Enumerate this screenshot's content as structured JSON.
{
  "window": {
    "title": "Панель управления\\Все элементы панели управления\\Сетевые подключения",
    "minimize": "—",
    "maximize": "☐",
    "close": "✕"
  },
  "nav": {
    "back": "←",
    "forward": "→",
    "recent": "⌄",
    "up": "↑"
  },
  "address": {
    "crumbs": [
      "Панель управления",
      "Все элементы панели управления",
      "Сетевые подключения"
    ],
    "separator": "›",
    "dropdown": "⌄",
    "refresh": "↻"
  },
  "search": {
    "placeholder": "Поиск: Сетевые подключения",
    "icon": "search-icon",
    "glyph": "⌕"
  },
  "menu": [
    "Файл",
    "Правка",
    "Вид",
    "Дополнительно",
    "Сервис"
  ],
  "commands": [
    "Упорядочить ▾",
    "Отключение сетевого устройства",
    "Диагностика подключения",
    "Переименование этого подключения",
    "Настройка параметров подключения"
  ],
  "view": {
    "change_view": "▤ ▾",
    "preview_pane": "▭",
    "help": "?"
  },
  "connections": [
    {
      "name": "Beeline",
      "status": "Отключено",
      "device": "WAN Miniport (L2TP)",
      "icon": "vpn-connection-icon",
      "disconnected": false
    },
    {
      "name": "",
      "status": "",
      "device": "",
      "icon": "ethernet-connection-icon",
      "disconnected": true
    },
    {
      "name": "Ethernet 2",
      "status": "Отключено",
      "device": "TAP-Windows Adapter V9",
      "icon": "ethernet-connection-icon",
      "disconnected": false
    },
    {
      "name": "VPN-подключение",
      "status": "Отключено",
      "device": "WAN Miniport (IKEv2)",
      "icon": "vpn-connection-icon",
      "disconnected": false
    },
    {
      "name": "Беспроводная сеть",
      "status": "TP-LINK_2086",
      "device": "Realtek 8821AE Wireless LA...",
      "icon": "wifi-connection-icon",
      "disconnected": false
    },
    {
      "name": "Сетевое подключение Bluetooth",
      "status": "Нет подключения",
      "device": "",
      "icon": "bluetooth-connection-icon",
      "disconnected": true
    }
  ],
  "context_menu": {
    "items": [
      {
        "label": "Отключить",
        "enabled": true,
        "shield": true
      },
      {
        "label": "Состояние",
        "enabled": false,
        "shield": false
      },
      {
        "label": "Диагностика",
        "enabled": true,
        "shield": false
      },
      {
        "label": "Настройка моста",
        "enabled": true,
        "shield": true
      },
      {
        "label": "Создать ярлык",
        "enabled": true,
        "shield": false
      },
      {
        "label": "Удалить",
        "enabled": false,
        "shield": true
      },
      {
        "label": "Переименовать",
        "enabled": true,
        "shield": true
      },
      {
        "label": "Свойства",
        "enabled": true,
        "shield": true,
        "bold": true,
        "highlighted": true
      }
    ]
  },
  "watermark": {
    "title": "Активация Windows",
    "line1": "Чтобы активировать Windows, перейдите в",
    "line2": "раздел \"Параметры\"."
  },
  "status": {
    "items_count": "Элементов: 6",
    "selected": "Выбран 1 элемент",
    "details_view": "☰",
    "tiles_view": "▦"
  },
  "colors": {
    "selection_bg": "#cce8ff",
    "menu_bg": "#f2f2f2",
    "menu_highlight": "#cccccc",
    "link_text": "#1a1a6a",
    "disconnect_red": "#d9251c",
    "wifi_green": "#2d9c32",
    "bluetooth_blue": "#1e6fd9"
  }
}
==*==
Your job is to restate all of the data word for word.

Enumerate this screenshot's content as structured JSON.
{
  "window": {
    "title": "Панель управления\\Все элементы панели управления\\Сетевые подключения",
    "minimize": "—",
    "maximize": "☐",
    "close": "✕"
  },
  "nav": {
    "back": "←",
    "forward": "→",
    "recent": "⌄",
    "up": "↑"
  },
  "address": {
    "crumbs": [
      "Панель управления",
      "Все элементы панели управления",
      "Сетевые подключения"
    ],
    "separator": "›",
    "dropdown": "⌄",
    "refresh": "↻"
  },
  "search": {
    "placeholder": "Поиск: Сетевые подключения",
    "icon": "search-icon",
    "glyph": "⌕"
  },
  "menu": [
    "Файл",
    "Правка",
    "Вид",
    "Дополнительно",
    "Сервис"
  ],
  "commands": [
    "Упорядочить ▾",
    "Отключение сетевого устройства",
    "Диагностика подключения",
    "Переименование этого подключения",
    "Настройка параметров подключения"
  ],
  "view": {
    "change_view": "▤ ▾",
    "preview_pane": "▭",
    "help": "?"
  },
  "connections": [
    {
      "name": "Beeline",
      "status": "Отключено",
      "device": "WAN Miniport (L2TP)",
      "icon": "vpn-connection-icon",
      "disconnected": false
    },
    {
      "name": "",
      "status": "",
      "device": "",
      "icon": "ethernet-connection-icon",
      "disconnected": true
    },
    {
      "name": "Ethernet 2",
      "status": "Отключено",
      "device": "TAP-Windows Adapter V9",
      "icon": "ethernet-connection-icon",
      "disconnected": false
    },
    {
      "name": "VPN-подключение",
      "status": "Отключено",
      "device": "WAN Miniport (IKEv2)",
      "icon": "vpn-connection-icon",
      "disconnected": false
    },
    {
      "name": "Беспроводная сеть",
      "status": "TP-LINK_2086",
      "device": "Realtek 8821AE Wireless LA...",
      "icon": "wifi-connection-icon",
      "disconnected": false
    },
    {
      "name": "Сетевое подключение Bluetooth",
      "status": "Нет подключения",
      "device": "",
      "icon": "bluetooth-connection-icon",
      "disconnected": true
    }
  ],
  "context_menu": {
    "items": [
      {
        "label": "Отключить",
        "enabled": true,
        "shield": true
      },
      {
        "label": "Состояние",
        "enabled": false,
        "shield": false
      },
      {
        "label": "Диагностика",
        "enabled": true,
        "shield": false
      },
      {
        "label": "Настройка моста",
        "enabled": true,
        "shield": true
      },
      {
        "label": "Создать ярлык",
        "enabled": true,
        "shield": false
      },
      {
        "label": "Удалить",
        "enabled": false,
        "shield": true
      },
      {
        "label": "Переименовать",
        "enabled": true,
        "shield": true
      },
      {
        "label": "Свойства",
        "enabled": true,
        "shield": true,
        "bold": true,
        "highlighted": true
      }
    ]
  },
  "watermark": {
    "title": "Активация Windows",
    "line1": "Чтобы активировать Windows, перейдите в",
    "line2": "раздел \"Параметры\"."
  },
  "status": {
    "items_count": "Элементов: 6",
    "selected": "Выбран 1 элемент",
    "details_view": "☰",
    "tiles_view": "▦"
  },
  "colors": {
    "selection_bg": "#cce8ff",
    "menu_bg": "#f2f2f2",
    "menu_highlight": "#cccccc",
    "link_text": "#1a1a6a",
    "disconnect_red": "#d9251c",
    "wifi_green": "#2d9c32",
    "bluetooth_blue": "#1e6fd9"
  }
}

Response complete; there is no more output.